▶ **What you will do**: Going through the data below, copy out each line where the word "value" shows up.

▶ **Items from a dataset**:
BEGIN

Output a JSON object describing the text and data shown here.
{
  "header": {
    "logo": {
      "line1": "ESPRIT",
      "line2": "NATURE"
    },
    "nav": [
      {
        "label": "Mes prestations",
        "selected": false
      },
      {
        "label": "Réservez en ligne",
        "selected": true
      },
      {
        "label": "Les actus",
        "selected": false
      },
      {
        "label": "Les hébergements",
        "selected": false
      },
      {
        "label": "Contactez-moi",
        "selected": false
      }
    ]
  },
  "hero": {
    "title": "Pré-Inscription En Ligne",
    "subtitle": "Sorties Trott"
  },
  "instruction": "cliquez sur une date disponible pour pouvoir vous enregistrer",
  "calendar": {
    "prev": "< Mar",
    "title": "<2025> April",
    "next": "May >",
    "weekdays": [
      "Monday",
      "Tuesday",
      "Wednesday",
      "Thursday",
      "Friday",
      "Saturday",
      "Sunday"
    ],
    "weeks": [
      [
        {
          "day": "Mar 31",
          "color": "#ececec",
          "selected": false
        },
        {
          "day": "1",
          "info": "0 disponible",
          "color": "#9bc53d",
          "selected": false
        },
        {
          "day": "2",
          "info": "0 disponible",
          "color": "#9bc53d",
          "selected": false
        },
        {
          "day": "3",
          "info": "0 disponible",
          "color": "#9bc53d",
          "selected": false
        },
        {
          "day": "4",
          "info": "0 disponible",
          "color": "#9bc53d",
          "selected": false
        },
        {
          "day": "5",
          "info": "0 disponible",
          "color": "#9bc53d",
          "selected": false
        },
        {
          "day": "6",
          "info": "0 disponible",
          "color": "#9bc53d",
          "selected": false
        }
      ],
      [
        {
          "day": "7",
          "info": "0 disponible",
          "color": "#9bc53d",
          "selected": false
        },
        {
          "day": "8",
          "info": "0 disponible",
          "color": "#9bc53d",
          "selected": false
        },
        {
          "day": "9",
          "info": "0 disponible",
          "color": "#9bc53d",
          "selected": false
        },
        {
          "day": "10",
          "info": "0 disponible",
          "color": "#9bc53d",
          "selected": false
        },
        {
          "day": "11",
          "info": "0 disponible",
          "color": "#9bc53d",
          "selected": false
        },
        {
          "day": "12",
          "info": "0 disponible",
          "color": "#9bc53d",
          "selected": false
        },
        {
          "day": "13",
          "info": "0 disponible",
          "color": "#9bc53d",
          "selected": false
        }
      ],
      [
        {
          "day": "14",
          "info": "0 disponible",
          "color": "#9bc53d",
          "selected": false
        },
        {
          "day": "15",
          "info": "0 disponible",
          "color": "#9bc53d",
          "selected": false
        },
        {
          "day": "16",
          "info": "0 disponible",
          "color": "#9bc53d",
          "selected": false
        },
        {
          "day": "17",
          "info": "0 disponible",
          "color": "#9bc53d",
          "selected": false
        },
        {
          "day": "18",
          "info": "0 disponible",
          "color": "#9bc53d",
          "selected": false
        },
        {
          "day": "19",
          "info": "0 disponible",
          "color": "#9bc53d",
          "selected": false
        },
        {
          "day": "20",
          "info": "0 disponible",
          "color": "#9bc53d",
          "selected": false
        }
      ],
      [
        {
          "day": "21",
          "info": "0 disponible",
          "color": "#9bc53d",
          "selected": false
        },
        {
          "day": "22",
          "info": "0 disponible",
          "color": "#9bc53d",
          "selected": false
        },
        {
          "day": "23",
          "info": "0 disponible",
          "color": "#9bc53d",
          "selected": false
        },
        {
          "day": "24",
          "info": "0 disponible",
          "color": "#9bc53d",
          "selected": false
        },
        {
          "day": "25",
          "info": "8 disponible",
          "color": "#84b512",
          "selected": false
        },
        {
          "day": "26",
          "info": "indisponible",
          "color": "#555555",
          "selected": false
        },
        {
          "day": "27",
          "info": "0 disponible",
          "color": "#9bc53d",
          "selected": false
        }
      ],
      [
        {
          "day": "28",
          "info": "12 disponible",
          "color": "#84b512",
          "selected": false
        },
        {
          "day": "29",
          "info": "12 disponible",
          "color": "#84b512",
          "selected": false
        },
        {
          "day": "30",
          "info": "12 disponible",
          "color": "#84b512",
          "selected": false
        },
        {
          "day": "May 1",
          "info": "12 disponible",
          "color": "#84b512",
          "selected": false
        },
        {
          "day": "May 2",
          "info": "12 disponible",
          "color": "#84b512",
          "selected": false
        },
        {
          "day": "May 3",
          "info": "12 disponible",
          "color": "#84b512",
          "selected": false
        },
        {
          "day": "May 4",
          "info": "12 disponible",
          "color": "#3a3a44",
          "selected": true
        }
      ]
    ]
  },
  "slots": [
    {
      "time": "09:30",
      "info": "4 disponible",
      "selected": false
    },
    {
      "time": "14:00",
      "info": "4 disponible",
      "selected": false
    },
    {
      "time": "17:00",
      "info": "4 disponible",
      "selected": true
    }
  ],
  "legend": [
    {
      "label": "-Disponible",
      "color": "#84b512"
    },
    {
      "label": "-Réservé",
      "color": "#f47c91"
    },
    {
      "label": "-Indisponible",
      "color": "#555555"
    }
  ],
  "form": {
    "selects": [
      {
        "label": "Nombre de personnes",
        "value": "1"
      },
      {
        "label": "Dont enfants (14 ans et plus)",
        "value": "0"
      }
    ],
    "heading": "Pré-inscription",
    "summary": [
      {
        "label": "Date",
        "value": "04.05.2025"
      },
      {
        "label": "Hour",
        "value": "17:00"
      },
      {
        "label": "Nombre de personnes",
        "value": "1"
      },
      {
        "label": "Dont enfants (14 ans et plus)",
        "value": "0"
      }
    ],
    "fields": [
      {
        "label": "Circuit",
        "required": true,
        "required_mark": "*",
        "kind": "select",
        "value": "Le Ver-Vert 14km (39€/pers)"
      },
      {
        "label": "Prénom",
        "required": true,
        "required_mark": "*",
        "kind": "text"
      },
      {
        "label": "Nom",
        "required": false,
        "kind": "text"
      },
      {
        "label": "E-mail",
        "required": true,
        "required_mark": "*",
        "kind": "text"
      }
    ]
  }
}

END

▶ **Your response**:
        "value": "1"
        "value": "0"
        "value": "04.05.2025"
        "value": "17:00"
        "value": "1"
        "value": "0"
        "value": "Le Ver-Vert 14km (39€/pers)"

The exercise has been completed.